In the beginning of the proof-of-concept study, statistical significance was set at one-sided p<0.1 to favour the risk of observing a false positive efficacy signal rather than a false negative.

Findings from the trial have revealed that both vaccines appeared to be safe and produced an immune response in the participants.

"We believe the results from this novel trial design will provide significant scientific benefit to the field in understanding TB infection."

The most common vaccine-related adverse event reported in the event was injection site swelling in BCG revaccinated participants, which is typical for BCG vaccination. Other than that, the study did not find any vaccine-related adverse events.

The trial was carried out at the University of Cape Town’s South African Tuberculosis Vaccine Initiative (SATVI) and at the Emavundleni Research Centre, which is a part of Desmond Tutu HIV Centre).

University of Cape Town SATVI director and principal investigator of the study Mark Hatherill said: “While neither vaccine proved to be statistically significant in preventing an initial TB infection, we are extremely encouraged by the signals observed for both vaccines in preventing sustained TB infections.

“We believe the results from this novel trial design will provide significant scientific benefit to the field in understanding TB infection, and based on this positive signal, we look forward to testing the potential of such vaccines to prevent TB disease among uninfected adolescents in a larger, more traditional prevention-of-disease clinical trial.”
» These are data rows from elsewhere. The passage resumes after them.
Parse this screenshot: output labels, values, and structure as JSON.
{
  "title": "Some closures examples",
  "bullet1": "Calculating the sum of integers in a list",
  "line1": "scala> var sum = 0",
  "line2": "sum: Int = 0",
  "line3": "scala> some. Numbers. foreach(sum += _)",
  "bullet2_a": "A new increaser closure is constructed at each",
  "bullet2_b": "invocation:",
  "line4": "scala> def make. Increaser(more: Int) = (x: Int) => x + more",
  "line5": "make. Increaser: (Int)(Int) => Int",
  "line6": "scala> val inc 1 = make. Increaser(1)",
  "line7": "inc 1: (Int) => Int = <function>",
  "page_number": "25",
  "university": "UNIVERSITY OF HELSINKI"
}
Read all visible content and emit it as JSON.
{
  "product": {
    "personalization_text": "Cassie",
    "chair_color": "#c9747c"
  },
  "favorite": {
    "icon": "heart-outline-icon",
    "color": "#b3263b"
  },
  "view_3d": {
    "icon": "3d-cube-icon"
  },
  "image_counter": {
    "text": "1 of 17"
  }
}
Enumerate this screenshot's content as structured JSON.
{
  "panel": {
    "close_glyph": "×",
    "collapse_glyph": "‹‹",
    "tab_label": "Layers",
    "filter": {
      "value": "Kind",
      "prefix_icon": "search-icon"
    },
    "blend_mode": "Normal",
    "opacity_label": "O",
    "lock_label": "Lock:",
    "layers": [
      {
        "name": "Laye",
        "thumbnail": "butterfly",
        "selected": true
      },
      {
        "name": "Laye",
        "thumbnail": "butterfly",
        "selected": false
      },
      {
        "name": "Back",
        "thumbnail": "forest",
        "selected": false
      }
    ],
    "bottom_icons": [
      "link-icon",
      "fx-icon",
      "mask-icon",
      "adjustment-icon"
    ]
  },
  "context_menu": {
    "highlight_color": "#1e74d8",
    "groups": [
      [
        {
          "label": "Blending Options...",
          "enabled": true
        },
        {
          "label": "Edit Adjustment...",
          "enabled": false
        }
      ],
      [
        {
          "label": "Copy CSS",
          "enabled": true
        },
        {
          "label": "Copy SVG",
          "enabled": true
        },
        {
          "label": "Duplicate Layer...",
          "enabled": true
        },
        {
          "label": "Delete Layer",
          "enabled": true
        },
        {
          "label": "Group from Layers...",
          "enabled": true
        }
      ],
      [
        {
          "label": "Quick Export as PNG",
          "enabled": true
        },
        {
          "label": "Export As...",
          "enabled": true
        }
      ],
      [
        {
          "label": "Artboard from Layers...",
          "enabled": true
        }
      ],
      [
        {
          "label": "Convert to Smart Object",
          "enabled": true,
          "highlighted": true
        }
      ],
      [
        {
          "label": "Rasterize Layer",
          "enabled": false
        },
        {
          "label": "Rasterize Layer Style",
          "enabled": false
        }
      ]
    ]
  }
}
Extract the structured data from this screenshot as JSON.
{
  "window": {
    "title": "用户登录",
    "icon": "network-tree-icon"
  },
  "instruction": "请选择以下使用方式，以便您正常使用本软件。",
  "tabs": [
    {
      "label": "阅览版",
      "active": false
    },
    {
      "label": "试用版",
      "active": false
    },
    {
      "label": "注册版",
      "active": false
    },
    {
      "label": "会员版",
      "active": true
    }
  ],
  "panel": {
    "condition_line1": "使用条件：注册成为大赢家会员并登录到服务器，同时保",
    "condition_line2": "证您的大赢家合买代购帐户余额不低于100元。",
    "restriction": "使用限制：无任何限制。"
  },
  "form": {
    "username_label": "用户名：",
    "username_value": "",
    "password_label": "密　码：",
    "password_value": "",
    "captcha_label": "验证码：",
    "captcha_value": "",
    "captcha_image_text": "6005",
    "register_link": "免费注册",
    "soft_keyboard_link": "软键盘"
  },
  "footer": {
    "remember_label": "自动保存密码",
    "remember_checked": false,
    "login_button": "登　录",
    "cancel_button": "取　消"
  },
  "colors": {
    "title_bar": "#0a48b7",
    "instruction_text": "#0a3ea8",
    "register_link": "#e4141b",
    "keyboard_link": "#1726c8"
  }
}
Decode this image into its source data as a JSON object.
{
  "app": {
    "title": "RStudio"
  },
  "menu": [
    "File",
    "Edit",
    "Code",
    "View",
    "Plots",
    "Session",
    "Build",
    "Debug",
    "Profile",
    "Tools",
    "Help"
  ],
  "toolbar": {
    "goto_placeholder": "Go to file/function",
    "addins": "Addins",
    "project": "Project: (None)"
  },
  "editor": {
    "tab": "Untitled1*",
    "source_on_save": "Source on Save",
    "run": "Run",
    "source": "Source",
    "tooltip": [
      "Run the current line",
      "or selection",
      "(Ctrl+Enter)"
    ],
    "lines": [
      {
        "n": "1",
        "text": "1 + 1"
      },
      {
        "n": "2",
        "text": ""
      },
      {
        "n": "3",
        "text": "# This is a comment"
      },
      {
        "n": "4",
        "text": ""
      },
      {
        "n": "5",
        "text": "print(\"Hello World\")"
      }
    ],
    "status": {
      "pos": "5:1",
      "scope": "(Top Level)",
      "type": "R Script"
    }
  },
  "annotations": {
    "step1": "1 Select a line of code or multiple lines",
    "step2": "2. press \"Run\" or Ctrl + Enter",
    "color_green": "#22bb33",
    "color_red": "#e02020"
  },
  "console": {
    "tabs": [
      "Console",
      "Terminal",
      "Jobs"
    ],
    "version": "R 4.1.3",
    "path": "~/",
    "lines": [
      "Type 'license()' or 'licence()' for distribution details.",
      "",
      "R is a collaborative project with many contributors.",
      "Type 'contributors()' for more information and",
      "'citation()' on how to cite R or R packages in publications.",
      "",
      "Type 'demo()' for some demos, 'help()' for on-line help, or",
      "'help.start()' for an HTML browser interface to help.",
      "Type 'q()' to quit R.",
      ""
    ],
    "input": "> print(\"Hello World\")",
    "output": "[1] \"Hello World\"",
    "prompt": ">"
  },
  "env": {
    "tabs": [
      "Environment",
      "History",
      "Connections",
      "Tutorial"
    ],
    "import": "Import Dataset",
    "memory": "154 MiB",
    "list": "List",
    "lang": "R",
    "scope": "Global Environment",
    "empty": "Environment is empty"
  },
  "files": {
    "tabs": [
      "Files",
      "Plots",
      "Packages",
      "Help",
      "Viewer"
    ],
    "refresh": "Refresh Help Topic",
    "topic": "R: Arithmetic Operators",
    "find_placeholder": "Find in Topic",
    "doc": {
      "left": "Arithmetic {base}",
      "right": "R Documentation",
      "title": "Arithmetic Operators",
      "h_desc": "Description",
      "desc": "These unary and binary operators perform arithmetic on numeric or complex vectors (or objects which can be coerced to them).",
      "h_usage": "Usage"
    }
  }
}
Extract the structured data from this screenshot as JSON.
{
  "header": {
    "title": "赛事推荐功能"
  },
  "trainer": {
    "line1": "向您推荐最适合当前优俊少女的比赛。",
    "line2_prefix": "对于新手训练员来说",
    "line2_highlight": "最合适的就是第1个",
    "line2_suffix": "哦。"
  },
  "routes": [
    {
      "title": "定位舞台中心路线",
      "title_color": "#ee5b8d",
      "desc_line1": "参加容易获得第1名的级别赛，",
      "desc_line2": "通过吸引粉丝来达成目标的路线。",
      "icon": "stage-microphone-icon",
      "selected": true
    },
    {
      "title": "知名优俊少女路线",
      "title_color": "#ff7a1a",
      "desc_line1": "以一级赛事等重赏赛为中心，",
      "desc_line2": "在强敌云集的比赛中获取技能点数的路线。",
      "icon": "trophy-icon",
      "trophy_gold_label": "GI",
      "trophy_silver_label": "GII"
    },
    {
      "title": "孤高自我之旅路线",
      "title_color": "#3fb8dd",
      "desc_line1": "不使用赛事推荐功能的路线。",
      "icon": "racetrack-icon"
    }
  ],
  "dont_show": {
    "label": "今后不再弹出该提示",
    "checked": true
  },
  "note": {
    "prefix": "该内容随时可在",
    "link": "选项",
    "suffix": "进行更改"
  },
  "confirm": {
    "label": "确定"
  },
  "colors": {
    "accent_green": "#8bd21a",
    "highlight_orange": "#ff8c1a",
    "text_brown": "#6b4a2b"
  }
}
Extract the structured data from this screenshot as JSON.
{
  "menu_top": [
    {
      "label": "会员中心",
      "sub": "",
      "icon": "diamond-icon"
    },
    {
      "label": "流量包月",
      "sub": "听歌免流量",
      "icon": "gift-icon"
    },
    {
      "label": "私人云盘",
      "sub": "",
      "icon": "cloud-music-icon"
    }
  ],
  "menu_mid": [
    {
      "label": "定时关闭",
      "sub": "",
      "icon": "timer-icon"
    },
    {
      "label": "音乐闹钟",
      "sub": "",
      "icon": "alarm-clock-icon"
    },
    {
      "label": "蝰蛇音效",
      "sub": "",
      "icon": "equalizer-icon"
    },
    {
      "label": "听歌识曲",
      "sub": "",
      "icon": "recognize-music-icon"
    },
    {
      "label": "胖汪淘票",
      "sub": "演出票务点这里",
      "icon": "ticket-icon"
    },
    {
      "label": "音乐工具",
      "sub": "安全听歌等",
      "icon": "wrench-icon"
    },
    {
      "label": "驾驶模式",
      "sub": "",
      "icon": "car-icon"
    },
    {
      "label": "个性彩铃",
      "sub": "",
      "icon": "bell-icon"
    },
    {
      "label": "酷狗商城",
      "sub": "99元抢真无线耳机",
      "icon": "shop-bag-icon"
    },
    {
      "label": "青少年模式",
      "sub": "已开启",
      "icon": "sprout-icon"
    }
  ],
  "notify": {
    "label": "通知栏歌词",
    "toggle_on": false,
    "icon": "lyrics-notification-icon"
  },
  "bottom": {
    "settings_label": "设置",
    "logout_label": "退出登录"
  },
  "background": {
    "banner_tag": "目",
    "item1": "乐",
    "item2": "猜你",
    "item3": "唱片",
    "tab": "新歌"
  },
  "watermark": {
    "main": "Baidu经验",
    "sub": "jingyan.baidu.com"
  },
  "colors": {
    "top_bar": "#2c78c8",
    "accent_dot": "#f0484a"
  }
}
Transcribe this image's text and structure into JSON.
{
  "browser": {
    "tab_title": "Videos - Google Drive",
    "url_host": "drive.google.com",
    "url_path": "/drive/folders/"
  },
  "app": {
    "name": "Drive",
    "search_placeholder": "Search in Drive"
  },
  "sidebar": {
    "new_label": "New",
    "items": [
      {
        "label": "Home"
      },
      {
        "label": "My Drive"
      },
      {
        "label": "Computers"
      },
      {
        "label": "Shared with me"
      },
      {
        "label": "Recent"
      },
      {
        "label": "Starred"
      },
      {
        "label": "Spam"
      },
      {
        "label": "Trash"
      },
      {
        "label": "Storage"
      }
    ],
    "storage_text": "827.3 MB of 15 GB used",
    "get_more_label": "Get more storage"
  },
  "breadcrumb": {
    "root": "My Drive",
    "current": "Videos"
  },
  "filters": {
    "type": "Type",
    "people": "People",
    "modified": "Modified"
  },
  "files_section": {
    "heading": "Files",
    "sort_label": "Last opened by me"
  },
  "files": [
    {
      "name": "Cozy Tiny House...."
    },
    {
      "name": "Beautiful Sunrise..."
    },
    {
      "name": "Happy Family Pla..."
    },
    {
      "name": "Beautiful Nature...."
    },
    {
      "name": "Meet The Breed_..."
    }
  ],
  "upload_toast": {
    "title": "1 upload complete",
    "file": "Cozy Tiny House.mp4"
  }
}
H4:IC31 is an investigative subunit vaccine currently under development by a partnership of Aeras and Sanofi Pasteur, the vaccines business of Sanofi, and Statens Serum Institut.

BCG is a licensed tuberculosis vaccine available globally.